This seems like an amazing classic to me. Although it has a cloak of sci-fi or horror, I think that it is actually about our lives, which do have their horrible sides -- we are all on the way to dying, after all, and we are the caretakers of each other. But this gives such a crystal clear vision of an alternate reality that it is difficult to realize that we are simply looking at our own world with a few details altered. The reader is immaculate, the sound quality is great, the language is impeccable. This makes a very interesting contrast with other books by the same author, such as Remains of the Day and the Unconsolable. Ishiguro must be one of the greatest living authors. I would not want this reading to be one syllable shorter.
The Universe is full of magical things patiently waiting for our wits to grow sharper.
I did not like the story at all. Kind of a sick premise! Uninteresting. No emotion. Fatalistic. Ok, it sucked.
Mildly science fiction, set in current England, this is authentically read and moving. It's partly love story, but mostly philosophical, an imaginative psychological rendering that transcends genre and leaves one disturbed yet heartened by the humanity of us all.
I was told the concept of this and it was right up my alley. Real world -- with a kick of sci-fi thrown in. Unfortunately, the way it was written bothered me from the outset. I constantly felt like the main character knew more than she was telling us. This turned out to be true... but admittedly... is true for many books told in a retrospective format. But what irked me about this, was that she was constantly telling you she knew more than she was saying and would pull you along through a very long and dry backstory of a situation, only to tell you, quite literally, "... but I'll get back to that later"... as you reached the climax of the issue.
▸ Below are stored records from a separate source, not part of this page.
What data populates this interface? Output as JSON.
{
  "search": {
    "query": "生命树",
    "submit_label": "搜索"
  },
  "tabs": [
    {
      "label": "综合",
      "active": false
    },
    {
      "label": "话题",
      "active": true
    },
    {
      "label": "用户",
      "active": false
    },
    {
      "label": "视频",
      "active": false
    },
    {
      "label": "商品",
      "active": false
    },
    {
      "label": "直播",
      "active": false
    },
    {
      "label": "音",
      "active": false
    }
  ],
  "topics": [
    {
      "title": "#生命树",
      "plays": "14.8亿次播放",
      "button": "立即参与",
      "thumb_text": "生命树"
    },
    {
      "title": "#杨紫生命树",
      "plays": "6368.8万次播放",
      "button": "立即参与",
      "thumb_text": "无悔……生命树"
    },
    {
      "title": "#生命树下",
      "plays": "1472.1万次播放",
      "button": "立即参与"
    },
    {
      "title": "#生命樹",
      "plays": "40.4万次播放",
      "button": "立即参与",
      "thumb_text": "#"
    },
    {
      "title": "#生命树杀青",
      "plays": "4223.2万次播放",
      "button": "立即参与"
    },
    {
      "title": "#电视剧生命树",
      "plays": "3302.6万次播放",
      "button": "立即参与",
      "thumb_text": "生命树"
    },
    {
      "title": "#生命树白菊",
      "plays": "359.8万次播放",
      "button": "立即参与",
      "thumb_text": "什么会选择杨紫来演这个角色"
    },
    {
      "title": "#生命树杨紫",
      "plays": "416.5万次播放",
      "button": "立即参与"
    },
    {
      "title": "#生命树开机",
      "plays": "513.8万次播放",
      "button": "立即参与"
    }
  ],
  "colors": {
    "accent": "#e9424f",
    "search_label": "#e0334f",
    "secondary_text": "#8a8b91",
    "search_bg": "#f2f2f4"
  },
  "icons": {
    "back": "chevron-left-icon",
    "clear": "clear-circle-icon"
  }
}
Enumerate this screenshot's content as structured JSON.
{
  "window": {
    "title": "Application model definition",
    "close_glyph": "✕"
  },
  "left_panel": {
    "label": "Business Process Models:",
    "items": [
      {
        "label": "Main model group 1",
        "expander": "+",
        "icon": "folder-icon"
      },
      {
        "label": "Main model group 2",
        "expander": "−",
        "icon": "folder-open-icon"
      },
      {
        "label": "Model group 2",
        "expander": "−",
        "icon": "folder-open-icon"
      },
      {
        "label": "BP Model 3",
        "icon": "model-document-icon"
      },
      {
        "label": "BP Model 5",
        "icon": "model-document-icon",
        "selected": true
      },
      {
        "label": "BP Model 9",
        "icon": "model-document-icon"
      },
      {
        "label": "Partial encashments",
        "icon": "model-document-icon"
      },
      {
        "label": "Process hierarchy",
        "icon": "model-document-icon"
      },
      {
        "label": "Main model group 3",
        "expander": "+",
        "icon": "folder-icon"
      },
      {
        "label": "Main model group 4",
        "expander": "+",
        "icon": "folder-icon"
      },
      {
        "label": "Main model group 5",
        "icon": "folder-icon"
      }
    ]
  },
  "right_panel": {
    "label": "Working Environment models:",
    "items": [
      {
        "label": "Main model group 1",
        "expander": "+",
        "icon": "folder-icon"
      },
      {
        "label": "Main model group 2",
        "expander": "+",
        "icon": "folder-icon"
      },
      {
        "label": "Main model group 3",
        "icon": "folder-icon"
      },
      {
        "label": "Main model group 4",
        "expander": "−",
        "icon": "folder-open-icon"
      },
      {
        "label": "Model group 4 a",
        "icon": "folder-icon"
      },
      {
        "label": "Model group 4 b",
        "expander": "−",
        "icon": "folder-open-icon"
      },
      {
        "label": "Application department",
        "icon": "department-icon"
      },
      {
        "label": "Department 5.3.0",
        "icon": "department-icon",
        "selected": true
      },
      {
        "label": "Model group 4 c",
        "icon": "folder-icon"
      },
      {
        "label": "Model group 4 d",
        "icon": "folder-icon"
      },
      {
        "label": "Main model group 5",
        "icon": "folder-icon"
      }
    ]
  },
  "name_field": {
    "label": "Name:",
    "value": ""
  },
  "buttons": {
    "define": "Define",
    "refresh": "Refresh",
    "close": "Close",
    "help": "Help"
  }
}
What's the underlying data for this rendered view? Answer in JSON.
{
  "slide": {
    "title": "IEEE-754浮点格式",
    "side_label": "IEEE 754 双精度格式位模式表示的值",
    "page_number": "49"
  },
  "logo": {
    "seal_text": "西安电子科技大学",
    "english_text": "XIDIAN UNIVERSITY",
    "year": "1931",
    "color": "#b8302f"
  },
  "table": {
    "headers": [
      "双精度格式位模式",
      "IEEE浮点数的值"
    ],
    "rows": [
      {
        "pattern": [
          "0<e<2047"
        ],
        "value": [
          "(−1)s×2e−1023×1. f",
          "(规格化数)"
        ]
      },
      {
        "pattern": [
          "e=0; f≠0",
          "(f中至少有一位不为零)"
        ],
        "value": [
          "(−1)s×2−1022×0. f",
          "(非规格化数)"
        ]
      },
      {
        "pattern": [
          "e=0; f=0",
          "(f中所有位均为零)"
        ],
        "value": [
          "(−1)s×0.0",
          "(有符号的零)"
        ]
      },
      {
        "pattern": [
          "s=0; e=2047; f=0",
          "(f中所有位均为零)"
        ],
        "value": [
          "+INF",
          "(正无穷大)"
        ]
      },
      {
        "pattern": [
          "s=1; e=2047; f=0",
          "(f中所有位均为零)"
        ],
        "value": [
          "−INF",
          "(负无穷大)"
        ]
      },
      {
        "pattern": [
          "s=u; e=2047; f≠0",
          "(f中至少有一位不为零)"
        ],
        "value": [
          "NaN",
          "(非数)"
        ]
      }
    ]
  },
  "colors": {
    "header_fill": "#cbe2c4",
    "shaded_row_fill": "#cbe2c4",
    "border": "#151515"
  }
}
It seemed like a cheap way to hook you into further reading.
The authors digressions, I believe, were intended to better illustrate the world these characters lived in, but would meander so much and finally culminate in something so trivial that by the time you actually returned to the storyline, you'd sort of forgotten where you were and had become slightly disinterested.
It took everything in my power to make it to the end of this and sadly, played itself out in just the way I assumed it would.
If you can tolerate the pace and the digressions... I will say the narrator was captivating with a soothing British accent.
I don't know why this narration is introduced as an Audible Kids production, I don't believe that it is actually written for juveniles. Perhaps other listeners have also been disappointed because of the mention of the story as being a mystery; it really isn't. The story is sort of sci-fi, a parallel modern world with a big medical ethics question. The bizarre condition of the characters' lives unfolds throughout the novel. It's definitely not exciting in an action/mystery sense, it's more of an intense character examination under these unusual circumstances. Heartbreaking and thought-provoking. Definitely one of the best books I've ever "read". Also wonderfully narrated.
Caution: This review reveals nothing that would spoil your relish at discovering this book.
At the intersection of science, society and identity, lives can only be seen as through a frosted window alternately revealing glimpses of light, hazy figures and, finally, a frightening opacity. Few of us, or our favorite writers, can see the dangers and the possibilities at this intersection. Kazuo Ishiguro can and shares his view with simplicity and grace.
Hailshum, a school for special children, reveals its nature and purpose slowly and always through the eyes of several of its don...uh...students. Cathy, Ruth, and Tommy are friends of a sort who, like all friends, play and fight and spar and love with each other in their years at Hailshum and later. Ishiguro shows them to us with all their charms, their weaknesses and their ugly parts. In this, he shows us their deep, confused, scarred humanness; he shows us the humanness they share with us.
Cathy, Ruth and Tommy live at that intersection, the intersection of science, society and identity, living with bumpy stoicism the lives science prepared them for. Society has decided it needs them, it seems, and they need each other to find meaning and love in their neglected circumstances. They, like we in ours, find some.
Ishiguro tells us their tragic and ordinary story with the gentleness that distinguishes his work. Let no one tell you otherwise; this book is masterful.
This is one you need to think about as you listen.. that is okay when you are in the mood for it. I didn't care for the ending, but I didn't care for the ending of Remains of the Day either. Its not as good as that novel, but good if you are looking for a slow paced thinking person's novel.
I was moved by this book. I did not have the same hang ups as other reagarding the storyline or social consequences... I just felt a deep dispair for the situation of the characters and wanted better for them. This book was read well and I believe it will stay with me for quite some time.
I certainly don't see what all the hype is about. There's no mystery here; I could figure out what was going on from the first pages. The characters were insipid and unrealistic and their adolescent antics and whinings drove me nuts. As far as some "message" about medical ethics and human nature, it's all been done before (Coma, Soylent Green, Brazil, etc.). The reader was OK, but sometimes her slushiness got to me. (I think she'd the one who does that Hemingway Collection furniture ad.) Use your credit on something worthwhile.